▶ WHAT TO WORK ON: Write out the entries again exactly as they are given.

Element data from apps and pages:
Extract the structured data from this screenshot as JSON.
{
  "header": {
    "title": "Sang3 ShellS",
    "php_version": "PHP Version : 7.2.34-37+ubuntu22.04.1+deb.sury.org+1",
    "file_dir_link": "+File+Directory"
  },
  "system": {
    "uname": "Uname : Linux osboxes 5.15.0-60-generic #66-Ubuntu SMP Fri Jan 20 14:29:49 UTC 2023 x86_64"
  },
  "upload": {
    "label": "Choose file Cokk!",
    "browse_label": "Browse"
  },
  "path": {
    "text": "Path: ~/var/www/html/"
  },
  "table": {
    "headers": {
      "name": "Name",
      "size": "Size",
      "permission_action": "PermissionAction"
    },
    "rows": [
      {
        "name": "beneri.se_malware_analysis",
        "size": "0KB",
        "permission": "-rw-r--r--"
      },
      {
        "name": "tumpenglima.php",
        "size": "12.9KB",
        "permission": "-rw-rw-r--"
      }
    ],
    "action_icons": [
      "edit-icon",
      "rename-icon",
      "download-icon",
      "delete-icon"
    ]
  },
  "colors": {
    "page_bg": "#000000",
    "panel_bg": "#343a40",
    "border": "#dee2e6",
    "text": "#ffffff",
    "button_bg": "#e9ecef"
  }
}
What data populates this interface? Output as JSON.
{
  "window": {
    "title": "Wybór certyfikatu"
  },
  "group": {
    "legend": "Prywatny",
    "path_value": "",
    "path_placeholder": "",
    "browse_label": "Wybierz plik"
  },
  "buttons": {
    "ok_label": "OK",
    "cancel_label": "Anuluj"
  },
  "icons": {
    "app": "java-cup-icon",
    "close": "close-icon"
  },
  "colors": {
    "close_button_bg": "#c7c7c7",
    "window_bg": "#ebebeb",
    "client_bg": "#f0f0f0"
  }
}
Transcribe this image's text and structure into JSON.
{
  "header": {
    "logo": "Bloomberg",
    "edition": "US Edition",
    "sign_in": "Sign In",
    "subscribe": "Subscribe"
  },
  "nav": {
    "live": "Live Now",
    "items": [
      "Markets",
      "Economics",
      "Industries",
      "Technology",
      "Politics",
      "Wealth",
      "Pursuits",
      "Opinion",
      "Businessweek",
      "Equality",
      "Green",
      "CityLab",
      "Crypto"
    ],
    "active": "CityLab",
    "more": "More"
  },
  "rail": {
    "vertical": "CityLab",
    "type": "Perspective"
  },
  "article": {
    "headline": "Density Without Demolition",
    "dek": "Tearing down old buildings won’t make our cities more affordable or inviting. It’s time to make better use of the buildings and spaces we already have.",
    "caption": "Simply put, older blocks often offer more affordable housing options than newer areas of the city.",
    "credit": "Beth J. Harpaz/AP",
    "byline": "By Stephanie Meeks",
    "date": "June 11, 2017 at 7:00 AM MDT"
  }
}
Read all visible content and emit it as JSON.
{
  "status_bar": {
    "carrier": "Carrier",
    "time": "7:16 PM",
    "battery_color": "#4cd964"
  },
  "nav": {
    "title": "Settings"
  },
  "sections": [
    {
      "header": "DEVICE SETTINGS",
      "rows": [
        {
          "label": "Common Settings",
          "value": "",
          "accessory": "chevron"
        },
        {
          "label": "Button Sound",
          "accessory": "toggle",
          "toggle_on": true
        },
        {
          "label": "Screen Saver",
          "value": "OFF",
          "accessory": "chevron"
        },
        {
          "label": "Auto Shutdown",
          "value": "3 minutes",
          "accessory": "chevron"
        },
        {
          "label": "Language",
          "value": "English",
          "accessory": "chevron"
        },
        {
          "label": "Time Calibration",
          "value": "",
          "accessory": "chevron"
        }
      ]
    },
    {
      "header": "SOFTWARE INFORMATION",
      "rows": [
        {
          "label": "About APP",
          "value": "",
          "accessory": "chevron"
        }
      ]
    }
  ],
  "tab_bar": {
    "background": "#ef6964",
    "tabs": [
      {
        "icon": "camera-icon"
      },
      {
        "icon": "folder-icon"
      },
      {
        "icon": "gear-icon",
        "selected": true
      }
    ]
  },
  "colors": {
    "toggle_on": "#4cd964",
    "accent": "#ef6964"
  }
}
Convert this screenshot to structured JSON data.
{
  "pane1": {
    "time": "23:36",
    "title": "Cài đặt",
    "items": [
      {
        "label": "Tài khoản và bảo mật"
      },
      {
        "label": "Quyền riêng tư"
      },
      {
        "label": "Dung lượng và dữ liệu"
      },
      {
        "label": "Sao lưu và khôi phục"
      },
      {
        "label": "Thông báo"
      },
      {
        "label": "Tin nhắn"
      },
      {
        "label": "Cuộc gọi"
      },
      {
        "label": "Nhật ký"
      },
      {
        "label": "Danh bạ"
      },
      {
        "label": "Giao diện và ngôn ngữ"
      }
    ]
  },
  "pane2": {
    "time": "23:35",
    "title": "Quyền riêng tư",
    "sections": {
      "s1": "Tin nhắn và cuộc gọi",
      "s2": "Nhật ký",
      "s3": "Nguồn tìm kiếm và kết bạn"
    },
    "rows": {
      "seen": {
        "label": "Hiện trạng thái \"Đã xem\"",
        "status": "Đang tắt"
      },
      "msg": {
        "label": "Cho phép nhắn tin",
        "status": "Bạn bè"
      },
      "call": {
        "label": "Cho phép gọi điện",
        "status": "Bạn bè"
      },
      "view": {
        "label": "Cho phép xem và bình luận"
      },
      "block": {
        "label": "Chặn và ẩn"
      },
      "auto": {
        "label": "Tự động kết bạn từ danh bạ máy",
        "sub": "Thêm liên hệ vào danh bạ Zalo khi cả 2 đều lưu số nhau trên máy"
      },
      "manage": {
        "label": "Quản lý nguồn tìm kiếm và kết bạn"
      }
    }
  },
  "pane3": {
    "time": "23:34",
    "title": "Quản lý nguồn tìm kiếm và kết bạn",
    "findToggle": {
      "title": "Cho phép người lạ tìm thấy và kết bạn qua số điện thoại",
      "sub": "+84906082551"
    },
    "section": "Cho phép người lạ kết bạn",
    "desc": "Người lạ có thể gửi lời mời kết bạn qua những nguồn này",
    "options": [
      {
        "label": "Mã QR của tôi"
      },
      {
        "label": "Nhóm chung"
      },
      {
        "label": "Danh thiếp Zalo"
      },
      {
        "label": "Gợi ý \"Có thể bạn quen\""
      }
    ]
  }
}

▶ REPLY:
Extract the structured data from this screenshot as JSON.
{
  "header": {
    "title": "Sang3 ShellS",
    "php_version": "PHP Version : 7.2.34-37+ubuntu22.04.1+deb.sury.org+1",
    "file_dir_link": "+File+Directory"
  },
  "system": {
    "uname": "Uname : Linux osboxes 5.15.0-60-generic #66-Ubuntu SMP Fri Jan 20 14:29:49 UTC 2023 x86_64"
  },
  "upload": {
    "label": "Choose file Cokk!",
    "browse_label": "Browse"
  },
  "path": {
    "text": "Path: ~/var/www/html/"
  },
  "table": {
    "headers": {
      "name": "Name",
      "size": "Size",
      "permission_action": "PermissionAction"
    },
    "rows": [
      {
        "name": "beneri.se_malware_analysis",
        "size": "0KB",
        "permission": "-rw-r--r--"
      },
      {
        "name": "tumpenglima.php",
        "size": "12.9KB",
        "permission": "-rw-rw-r--"
      }
    ],
    "action_icons": [
      "edit-icon",
      "rename-icon",
      "download-icon",
      "delete-icon"
    ]
  },
  "colors": {
    "page_bg": "#000000",
    "panel_bg": "#343a40",
    "border": "#dee2e6",
    "text": "#ffffff",
    "button_bg": "#e9ecef"
  }
}
What data populates this interface? Output as JSON.
{
  "window": {
    "title": "Wybór certyfikatu"
  },
  "group": {
    "legend": "Prywatny",
    "path_value": "",
    "path_placeholder": "",
    "browse_label": "Wybierz plik"
  },
  "buttons": {
    "ok_label": "OK",
    "cancel_label": "Anuluj"
  },
  "icons": {
    "app": "java-cup-icon",
    "close": "close-icon"
  },
  "colors": {
    "close_button_bg": "#c7c7c7",
    "window_bg": "#ebebeb",
    "client_bg": "#f0f0f0"
  }
}
Transcribe this image's text and structure into JSON.
{
  "header": {
    "logo": "Bloomberg",
    "edition": "US Edition",
    "sign_in": "Sign In",
    "subscribe": "Subscribe"
  },
  "nav": {
    "live": "Live Now",
    "items": [
      "Markets",
      "Economics",
      "Industries",
      "Technology",
      "Politics",
      "Wealth",
      "Pursuits",
      "Opinion",
      "Businessweek",
      "Equality",
      "Green",
      "CityLab",
      "Crypto"
    ],
    "active": "CityLab",
    "more": "More"
  },
  "rail": {
    "vertical": "CityLab",
    "type": "Perspective"
  },
  "article": {
    "headline": "Density Without Demolition",
    "dek": "Tearing down old buildings won’t make our cities more affordable or inviting. It’s time to make better use of the buildings and spaces we already have.",
    "caption": "Simply put, older blocks often offer more affordable housing options than newer areas of the city.",
    "credit": "Beth J. Harpaz/AP",
    "byline": "By Stephanie Meeks",
    "date": "June 11, 2017 at 7:00 AM MDT"
  }
}
Read all visible content and emit it as JSON.
{
  "status_bar": {
    "carrier": "Carrier",
    "time": "7:16 PM",
    "battery_color": "#4cd964"
  },
  "nav": {
    "title": "Settings"
  },
  "sections": [
    {
      "header": "DEVICE SETTINGS",
      "rows": [
        {
          "label": "Common Settings",
          "value": "",
          "accessory": "chevron"
        },
        {
          "label": "Button Sound",
          "accessory": "toggle",
          "toggle_on": true
        },
        {
          "label": "Screen Saver",
          "value": "OFF",
          "accessory": "chevron"
        },
        {
          "label": "Auto Shutdown",
          "value": "3 minutes",
          "accessory": "chevron"
        },
        {
          "label": "Language",
          "value": "English",
          "accessory": "chevron"
        },
        {
          "label": "Time Calibration",
          "value": "",
          "accessory": "chevron"
        }
      ]
    },
    {
      "header": "SOFTWARE INFORMATION",
      "rows": [
        {
          "label": "About APP",
          "value": "",
          "accessory": "chevron"
        }
      ]
    }
  ],
  "tab_bar": {
    "background": "#ef6964",
    "tabs": [
      {
        "icon": "camera-icon"
      },
      {
        "icon": "folder-icon"
      },
      {
        "icon": "gear-icon",
        "selected": true
      }
    ]
  },
  "colors": {
    "toggle_on": "#4cd964",
    "accent": "#ef6964"
  }
}
Convert this screenshot to structured JSON data.
{
  "pane1": {
    "time": "23:36",
    "title": "Cài đặt",
    "items": [
      {
        "label": "Tài khoản và bảo mật"
      },
      {
        "label": "Quyền riêng tư"
      },
      {
        "label": "Dung lượng và dữ liệu"
      },
      {
        "label": "Sao lưu và khôi phục"
      },
      {
        "label": "Thông báo"
      },
      {
        "label": "Tin nhắn"
      },
      {
        "label": "Cuộc gọi"
      },
      {
        "label": "Nhật ký"
      },
      {
        "label": "Danh bạ"
      },
      {
        "label": "Giao diện và ngôn ngữ"
      }
    ]
  },
  "pane2": {
    "time": "23:35",
    "title": "Quyền riêng tư",
    "sections": {
      "s1": "Tin nhắn và cuộc gọi",
      "s2": "Nhật ký",
      "s3": "Nguồn tìm kiếm và kết bạn"
    },
    "rows": {
      "seen": {
        "label": "Hiện trạng thái \"Đã xem\"",
        "status": "Đang tắt"
      },
      "msg": {
        "label": "Cho phép nhắn tin",
        "status": "Bạn bè"
      },
      "call": {
        "label": "Cho phép gọi điện",
        "status": "Bạn bè"
      },
      "view": {
        "label": "Cho phép xem và bình luận"
      },
      "block": {
        "label": "Chặn và ẩn"
      },
      "auto": {
        "label": "Tự động kết bạn từ danh bạ máy",
        "sub": "Thêm liên hệ vào danh bạ Zalo khi cả 2 đều lưu số nhau trên máy"
      },
      "manage": {
        "label": "Quản lý nguồn tìm kiếm và kết bạn"
      }
    }
  },
  "pane3": {
    "time": "23:34",
    "title": "Quản lý nguồn tìm kiếm và kết bạn",
    "findToggle": {
      "title": "Cho phép người lạ tìm thấy và kết bạn qua số điện thoại",
      "sub": "+84906082551"
    },
    "section": "Cho phép người lạ kết bạn",
    "desc": "Người lạ có thể gửi lời mời kết bạn qua những nguồn này",
    "options": [
      {
        "label": "Mã QR của tôi"
      },
      {
        "label": "Nhóm chung"
      },
      {
        "label": "Danh thiếp Zalo"
      },
      {
        "label": "Gợi ý \"Có thể bạn quen\""
      }
    ]
  }
}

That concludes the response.